The present state government system for licensing and oversight of homemaker, health care providers, guardians, conservators, and personal representatives is overloaded and dependent upon provider self-reporting and after-the-fact complaints by families and concerned others. It is not working well enough to adequately protect the growing number of vulnerable persons in our elder and disabled communities.
If you would like to be a part of this effort, call or e-mail the firm with your interest and ask for Ann Toll at 303-444-1618 or email@example.com.
According to a report by the AARP, financial exploitation of the elderly has been rising across the Unites States, with at least $2.9 billion lost to financial exploitation in 2010 according to one study. The fact is, because financial abuse of the elderly is believed to be significantly under-reported, there is no real way to know how much money is lost every year. Officials from the Justice Department and the Consumer Financial Protection Bureau will be working together under a $5.5 million grant from the Affordable Care Act to create a federal elder justice coordination team, according to Health and Human Services Secretary Kathleen Sebelius. This is the first time that the federal government has made a real coordinated effort to focus on financial exploitation of the elderly.
Are you concerned that a caregiver or other person is exploiting the finances of an elder family member? Speak with a dedicated Denver elder abuse attorney immediately to protect your loved ones.
It is believed that one of the main reasons that the elderly are such frequent victims of various fraud and swindling schemes is that as people age, in many cases they begin to struggle with mental comprehension. The fact that they sometimes have trouble understanding what is happening makes the elderly a target. There are things that you can do to try to protect your elderly family members and friends. In many cases, people are self-conscious about their aging, and don’t want to share financial information in the interest of retaining independence. Even in this case, by spending time with your family members and talking with them often about everything, you can try to ensure that they feel comfortable talking about things that concern them. Additionally, this will make it easier for you to keep tabs on who they are spending time with, and whether someone may be fostering a relationship that might have bad intentions.

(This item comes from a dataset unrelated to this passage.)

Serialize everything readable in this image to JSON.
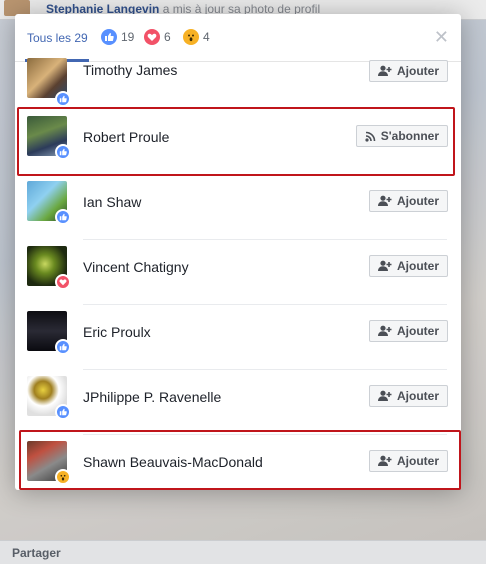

If you believe that someone is taking advantage of your elder loved one, contact a dedicated Denver financial exploitation lawyer immediately. William Meyer has helped countless Colorado families to protect their loved ones from financial abuse. With years of experience as a Denver elder abuse attorney, and the resources to investigate your suspicions, William may be able to help you protect your family. In many cases, people who are being exploited tell no one even if they realize it, because they are embarrassed or afraid of losing independence. By asking William to look into their situation, you may be not only protecting your loved one, but others in the future as well. For more informatin and a FREE CONSULTATION contact William today at The Meyer Law Firm at (303)444-1618.View Blog